Now that you have enough food and drink to get by, you need to consider your climate. If you’re in a part of the country that has or is at risk of cold winters, losing power can be a big problem because your home’s heat can quickly get sapped. However, there are simple things you can do to keep everyone warm.
Fortunately, certain heat sources, such as blankets, are often readily available; you just need to always have them handy. Matches are also a must, of course, but candles can be a fire hazard, so only use them if necessary and don’t leave them unattended. If you have a wood-burning fireplace or stove, move an ample supply of wood closer to the house for easy access. Your properly vented hearth can provide heat and serve as an emergency cooking apparatus.
Finally, be intentional with your clothing. Consider using layers of coats and blankets, and wear thick socks, gloves, and head coverings, as extremities usually get cold the quickest. In addition, the CDC recommends monitoring elderly people with a thermometer in an emergency since their heat-regulation process may not allow them to feel how cold it is.
Beyond the basics
Yes, they may be a bit expensive and are certainly quite heavy, but generators are increasingly a go-to piece of equipment for many families, as they provide power to the home for a limited amount of time.
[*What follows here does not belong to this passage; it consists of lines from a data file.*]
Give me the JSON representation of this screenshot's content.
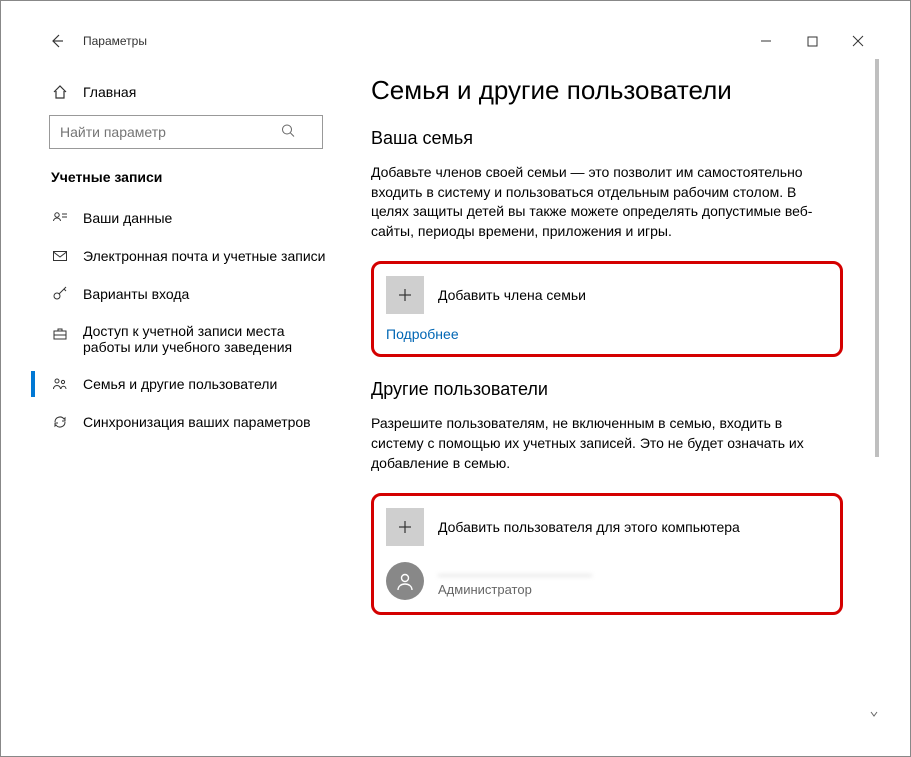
{
  "window": {
    "title": "Параметры"
  },
  "sidebar": {
    "home": "Главная",
    "search_placeholder": "Найти параметр",
    "section": "Учетные записи",
    "items": [
      {
        "label": "Ваши данные"
      },
      {
        "label": "Электронная почта и учетные записи"
      },
      {
        "label": "Варианты входа"
      },
      {
        "label": "Доступ к учетной записи места работы или учебного заведения"
      },
      {
        "label": "Семья и другие пользователи"
      },
      {
        "label": "Синхронизация ваших параметров"
      }
    ]
  },
  "main": {
    "title": "Семья и другие пользователи",
    "family_heading": "Ваша семья",
    "family_desc": "Добавьте членов своей семьи — это позволит им самостоятельно входить в систему и пользоваться отдельным рабочим столом. В целях защиты детей вы также можете определять допустимые веб-сайты, периоды времени, приложения и игры.",
    "add_family": "Добавить члена семьи",
    "more": "Подробнее",
    "others_heading": "Другие пользователи",
    "others_desc": "Разрешите пользователям, не включенным в семью, входить в систему с помощью их учетных записей. Это не будет означать их добавление в семью.",
    "add_other": "Добавить пользователя для этого компьютера",
    "user_name": "———————————",
    "user_role": "Администратор"
  }
}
After you purchase a generator, you need to learn how to use it safely and where to station it outside so that you’re ready to use it in an emergency. And if it’s gas-powered, ensure that you have plenty of gasoline on hand.
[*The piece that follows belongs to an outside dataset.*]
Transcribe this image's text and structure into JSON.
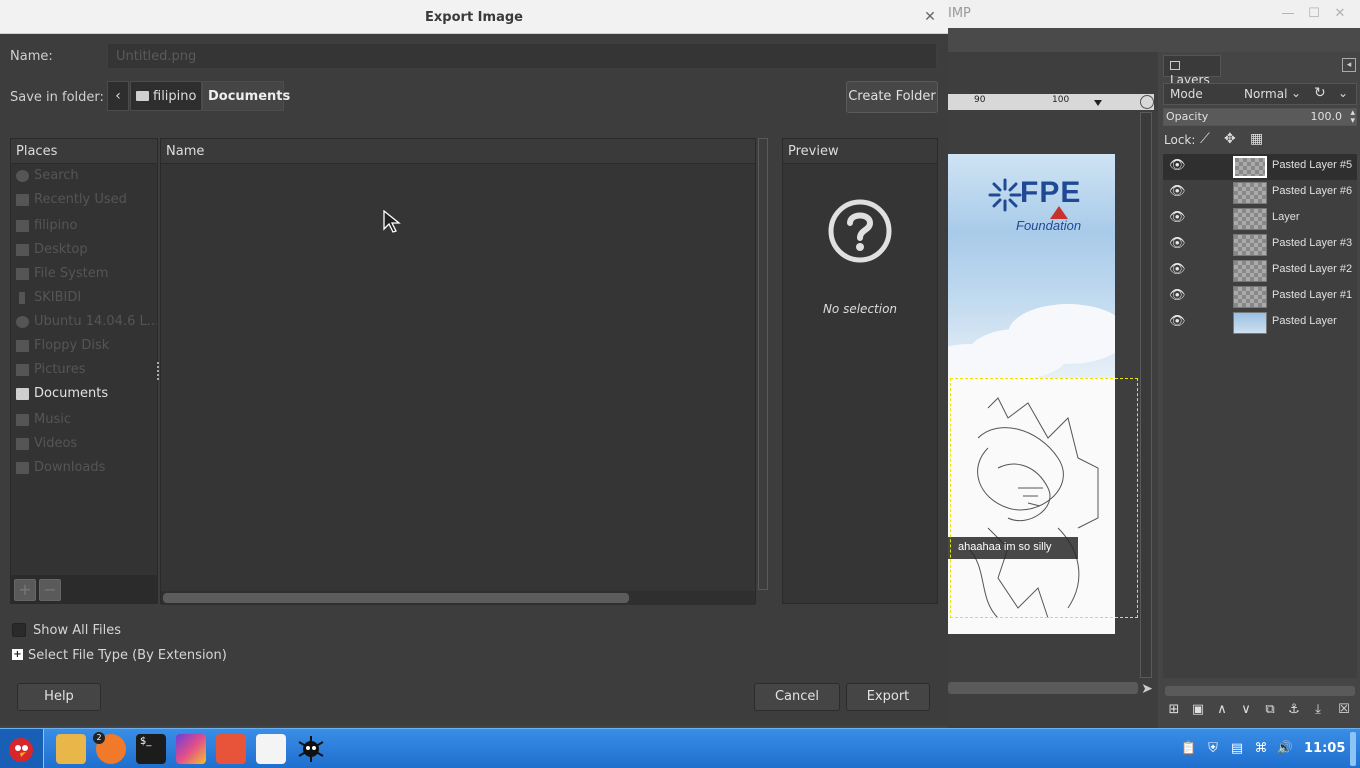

Speaking of gasoline, trekking outside to your vehicle can be a temporary solution for the cold, so try to keep your gas tank full in winter. Make sure to check that the exhaust pipe isn’t clogged first, and then warm up the car in your driveway (not in your garage) until the temperature gauge is between hot and cold and warm air is streaming out of the vents.
Being prepared for a winter storm usually means thinking outside the box, especially when it comes to everyday items that we often don’t give a second thought to.
Lights and batteries
Light may not keep your family warm, but it can help them feel secure. Perhaps more important, it will prevent people from hurting themselves by stumbling around in the dark. So keep one handheld light source, such as a flashlight or battery-operated lantern, per person at the ready. Also keep a stash of fresh batteries for these items, as well as other devices like portable radios and carbon monoxide detectors.
Medicine and aid
If you or a loved one has a medical condition, it can be disastrous if you get hit with a storm while your medication supply is low. Once the new year begins, get into the habit of making sure all prescriptions are filled instead of waiting until they are low. And be sure that you have a first-aid kit stocked and handy.
Being able to reach out to others can be vital during a winter emergency. Create a list of emergency contacts, and keep a paper version of it on hand. Just as important, sign up for emergency alerts from a weather service and your energy company so you know when bad weather is coming and when you can expect power back. Finally, to keep that communication channel open, consider purchasing a portable phone charger, which will keep your phones charged for longer without needing an outlet.
It’s vital to protect people from a winter emergency, but don’t forget to prepare your house too. In many places the temperature can dip below freezing indoors if the power is out for an extended period. If you haven’t already, turn off your outside water, and make sure your pipes are protected with slip-on foam insulation to prevent them from freezing and possibly bursting.
When the power goes out, the basics for survival become top priority, especially during winter. By thinking it through and planning, you can rest assured knowing that your household will be safe and sound.
To learn more, visit www.cdc.gov/disasters/winter